AIM OF THE TASK>
For each line below that contains the word "Mobile", make a copy.

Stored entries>
----------------

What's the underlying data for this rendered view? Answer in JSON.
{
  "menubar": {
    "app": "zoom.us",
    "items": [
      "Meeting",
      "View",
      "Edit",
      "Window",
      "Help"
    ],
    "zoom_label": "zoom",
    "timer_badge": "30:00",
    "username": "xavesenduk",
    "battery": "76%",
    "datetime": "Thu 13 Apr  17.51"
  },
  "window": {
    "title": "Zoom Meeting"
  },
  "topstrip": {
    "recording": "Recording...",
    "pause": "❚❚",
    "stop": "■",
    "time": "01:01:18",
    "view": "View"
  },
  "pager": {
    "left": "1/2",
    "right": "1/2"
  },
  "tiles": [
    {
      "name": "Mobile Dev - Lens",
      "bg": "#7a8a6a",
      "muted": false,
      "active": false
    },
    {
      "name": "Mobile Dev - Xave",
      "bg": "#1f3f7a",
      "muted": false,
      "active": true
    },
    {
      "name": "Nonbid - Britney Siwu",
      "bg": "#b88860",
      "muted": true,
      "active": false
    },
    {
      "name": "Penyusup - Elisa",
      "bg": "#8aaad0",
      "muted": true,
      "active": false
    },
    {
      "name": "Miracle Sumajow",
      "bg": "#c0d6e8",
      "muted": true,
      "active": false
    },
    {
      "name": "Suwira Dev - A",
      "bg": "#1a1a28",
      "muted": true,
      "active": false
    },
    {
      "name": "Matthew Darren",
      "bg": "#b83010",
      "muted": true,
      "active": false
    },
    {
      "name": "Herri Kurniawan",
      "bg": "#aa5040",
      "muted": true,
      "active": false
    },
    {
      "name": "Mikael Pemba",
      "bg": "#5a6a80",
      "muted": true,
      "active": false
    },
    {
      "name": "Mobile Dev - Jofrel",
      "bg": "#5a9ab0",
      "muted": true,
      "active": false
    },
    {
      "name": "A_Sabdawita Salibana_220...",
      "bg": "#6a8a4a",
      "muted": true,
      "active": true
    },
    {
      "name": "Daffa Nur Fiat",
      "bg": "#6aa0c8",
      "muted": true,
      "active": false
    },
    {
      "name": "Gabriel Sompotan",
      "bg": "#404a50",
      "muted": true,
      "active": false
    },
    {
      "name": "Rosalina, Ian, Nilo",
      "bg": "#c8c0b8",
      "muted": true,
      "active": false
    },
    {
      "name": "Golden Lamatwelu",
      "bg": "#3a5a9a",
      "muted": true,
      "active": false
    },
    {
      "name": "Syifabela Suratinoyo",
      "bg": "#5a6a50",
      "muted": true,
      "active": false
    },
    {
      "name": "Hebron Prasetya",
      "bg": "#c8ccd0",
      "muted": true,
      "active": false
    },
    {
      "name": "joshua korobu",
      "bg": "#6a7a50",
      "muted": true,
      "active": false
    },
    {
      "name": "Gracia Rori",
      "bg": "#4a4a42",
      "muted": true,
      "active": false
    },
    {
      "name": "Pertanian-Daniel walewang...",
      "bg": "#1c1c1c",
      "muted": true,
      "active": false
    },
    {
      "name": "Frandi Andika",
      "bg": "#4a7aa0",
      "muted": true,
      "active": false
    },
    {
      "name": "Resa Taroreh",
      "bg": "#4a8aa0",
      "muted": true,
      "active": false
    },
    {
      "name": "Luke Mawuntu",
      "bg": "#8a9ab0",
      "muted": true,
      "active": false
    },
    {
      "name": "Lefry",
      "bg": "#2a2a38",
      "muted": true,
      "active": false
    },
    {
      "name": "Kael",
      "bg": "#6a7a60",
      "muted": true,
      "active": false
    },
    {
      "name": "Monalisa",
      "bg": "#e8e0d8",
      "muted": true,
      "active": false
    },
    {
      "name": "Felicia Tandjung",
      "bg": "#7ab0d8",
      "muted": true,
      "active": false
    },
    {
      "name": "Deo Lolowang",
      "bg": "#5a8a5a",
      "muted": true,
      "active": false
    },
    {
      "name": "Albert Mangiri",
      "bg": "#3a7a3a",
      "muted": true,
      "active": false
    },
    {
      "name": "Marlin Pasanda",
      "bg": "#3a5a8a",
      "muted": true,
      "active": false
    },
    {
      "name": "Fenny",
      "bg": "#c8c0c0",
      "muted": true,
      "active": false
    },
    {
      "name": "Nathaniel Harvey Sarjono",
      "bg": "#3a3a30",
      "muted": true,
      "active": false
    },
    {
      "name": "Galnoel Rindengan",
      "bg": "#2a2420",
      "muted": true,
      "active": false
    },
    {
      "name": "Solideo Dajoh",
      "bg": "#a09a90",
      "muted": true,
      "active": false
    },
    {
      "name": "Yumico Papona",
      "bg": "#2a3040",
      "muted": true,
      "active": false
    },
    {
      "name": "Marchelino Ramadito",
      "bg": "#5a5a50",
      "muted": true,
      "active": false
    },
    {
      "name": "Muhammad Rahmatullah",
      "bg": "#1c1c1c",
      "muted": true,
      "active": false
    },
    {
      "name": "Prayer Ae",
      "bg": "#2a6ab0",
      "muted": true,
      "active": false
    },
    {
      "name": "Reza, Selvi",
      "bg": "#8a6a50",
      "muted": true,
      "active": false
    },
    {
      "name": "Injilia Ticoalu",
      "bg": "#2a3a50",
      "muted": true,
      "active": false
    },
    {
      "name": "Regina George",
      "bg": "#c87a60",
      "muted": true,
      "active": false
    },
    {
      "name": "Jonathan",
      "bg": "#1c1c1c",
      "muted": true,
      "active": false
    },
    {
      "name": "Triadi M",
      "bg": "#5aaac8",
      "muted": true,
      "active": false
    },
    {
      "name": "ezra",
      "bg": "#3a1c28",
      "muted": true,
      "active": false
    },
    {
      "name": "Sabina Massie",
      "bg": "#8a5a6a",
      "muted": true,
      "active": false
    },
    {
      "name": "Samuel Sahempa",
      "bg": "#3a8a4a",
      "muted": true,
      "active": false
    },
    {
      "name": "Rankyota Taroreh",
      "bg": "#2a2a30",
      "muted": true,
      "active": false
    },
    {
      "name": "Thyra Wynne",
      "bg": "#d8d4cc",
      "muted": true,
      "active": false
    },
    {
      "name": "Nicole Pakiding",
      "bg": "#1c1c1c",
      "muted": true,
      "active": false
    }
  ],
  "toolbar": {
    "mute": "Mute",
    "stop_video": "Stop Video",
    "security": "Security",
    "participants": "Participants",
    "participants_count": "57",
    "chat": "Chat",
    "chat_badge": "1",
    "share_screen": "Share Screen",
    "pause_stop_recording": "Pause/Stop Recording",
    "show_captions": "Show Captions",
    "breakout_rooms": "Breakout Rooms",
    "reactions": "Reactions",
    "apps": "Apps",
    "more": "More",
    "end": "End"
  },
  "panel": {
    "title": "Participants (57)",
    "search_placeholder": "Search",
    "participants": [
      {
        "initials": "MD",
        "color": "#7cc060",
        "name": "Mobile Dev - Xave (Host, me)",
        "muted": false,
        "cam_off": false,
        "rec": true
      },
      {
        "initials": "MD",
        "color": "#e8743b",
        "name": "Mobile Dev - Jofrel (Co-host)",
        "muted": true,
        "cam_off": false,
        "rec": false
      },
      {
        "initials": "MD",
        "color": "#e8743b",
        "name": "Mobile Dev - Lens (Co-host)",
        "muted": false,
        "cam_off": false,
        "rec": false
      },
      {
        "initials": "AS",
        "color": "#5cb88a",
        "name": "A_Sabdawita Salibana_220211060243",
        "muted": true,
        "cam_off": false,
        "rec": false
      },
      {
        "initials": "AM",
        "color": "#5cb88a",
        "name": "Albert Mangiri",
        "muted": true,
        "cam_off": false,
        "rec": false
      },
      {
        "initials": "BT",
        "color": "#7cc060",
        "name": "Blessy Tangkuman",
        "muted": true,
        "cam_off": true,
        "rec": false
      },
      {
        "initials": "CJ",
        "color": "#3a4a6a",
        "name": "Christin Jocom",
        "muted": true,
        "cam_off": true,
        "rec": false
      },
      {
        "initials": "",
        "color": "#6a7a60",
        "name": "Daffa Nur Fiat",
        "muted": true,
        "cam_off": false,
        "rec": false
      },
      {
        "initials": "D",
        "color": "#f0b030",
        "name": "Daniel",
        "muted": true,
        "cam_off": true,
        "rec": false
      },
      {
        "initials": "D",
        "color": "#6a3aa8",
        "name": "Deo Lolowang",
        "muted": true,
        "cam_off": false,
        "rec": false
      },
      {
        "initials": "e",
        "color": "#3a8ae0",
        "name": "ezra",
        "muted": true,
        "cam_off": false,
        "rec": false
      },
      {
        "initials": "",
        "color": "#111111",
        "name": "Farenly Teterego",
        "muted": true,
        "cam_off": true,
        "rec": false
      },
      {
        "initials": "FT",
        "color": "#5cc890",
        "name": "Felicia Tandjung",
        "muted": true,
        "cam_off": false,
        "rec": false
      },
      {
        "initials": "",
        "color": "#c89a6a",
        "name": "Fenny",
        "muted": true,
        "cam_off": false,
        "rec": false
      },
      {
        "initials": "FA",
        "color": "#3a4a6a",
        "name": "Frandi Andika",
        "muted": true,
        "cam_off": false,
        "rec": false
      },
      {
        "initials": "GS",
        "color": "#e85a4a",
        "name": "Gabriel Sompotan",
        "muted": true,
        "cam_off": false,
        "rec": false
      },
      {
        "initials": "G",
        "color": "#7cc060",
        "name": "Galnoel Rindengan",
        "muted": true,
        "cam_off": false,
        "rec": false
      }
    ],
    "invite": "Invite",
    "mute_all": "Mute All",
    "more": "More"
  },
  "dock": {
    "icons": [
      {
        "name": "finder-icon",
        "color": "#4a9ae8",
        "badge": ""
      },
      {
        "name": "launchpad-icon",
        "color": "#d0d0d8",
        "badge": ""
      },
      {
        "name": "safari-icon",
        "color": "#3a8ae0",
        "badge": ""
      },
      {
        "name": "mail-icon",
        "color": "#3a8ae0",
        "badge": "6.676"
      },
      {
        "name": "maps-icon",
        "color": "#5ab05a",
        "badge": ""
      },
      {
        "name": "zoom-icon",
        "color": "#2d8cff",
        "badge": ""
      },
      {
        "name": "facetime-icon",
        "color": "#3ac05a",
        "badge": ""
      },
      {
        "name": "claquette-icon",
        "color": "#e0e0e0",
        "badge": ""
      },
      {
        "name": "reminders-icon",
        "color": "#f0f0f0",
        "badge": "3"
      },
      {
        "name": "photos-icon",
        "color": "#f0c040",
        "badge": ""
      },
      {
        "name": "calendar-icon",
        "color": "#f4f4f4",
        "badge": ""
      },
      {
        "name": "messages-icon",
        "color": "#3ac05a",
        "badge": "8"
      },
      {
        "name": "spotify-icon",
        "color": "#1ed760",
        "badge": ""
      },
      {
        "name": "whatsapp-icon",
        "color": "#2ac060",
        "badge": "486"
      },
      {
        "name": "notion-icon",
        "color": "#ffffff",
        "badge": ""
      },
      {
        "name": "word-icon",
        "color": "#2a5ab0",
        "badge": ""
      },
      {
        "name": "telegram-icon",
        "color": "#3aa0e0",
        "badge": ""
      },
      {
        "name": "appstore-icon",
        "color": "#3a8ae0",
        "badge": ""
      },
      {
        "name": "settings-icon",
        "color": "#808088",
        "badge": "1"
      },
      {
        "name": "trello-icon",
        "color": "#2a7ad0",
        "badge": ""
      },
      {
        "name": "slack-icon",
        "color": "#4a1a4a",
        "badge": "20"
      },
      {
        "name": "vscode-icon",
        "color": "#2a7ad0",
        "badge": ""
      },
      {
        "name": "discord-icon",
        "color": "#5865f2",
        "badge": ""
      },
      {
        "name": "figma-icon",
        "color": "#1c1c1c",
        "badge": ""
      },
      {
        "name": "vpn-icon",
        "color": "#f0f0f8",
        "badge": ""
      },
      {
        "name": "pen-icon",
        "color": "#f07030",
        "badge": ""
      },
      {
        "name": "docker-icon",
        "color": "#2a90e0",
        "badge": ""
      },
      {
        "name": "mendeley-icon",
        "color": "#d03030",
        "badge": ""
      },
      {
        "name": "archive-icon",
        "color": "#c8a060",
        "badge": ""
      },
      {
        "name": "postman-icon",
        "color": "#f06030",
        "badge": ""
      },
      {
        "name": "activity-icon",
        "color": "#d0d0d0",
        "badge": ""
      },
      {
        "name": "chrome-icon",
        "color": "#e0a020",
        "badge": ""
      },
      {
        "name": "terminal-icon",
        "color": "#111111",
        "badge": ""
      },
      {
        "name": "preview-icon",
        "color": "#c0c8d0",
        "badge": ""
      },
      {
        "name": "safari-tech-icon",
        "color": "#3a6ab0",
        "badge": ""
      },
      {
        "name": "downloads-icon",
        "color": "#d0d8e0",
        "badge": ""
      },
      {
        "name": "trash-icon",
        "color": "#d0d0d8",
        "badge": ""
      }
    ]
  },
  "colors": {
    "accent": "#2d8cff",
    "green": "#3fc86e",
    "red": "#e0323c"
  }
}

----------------

WRITTEN SOLUTION>
      "name": "Mobile Dev - Lens",
      "name": "Mobile Dev - Xave",
      "name": "Mobile Dev - Jofrel",
        "name": "Mobile Dev - Xave (Host, me)",
        "name": "Mobile Dev - Jofrel (Co-host)",
        "name": "Mobile Dev - Lens (Co-host)",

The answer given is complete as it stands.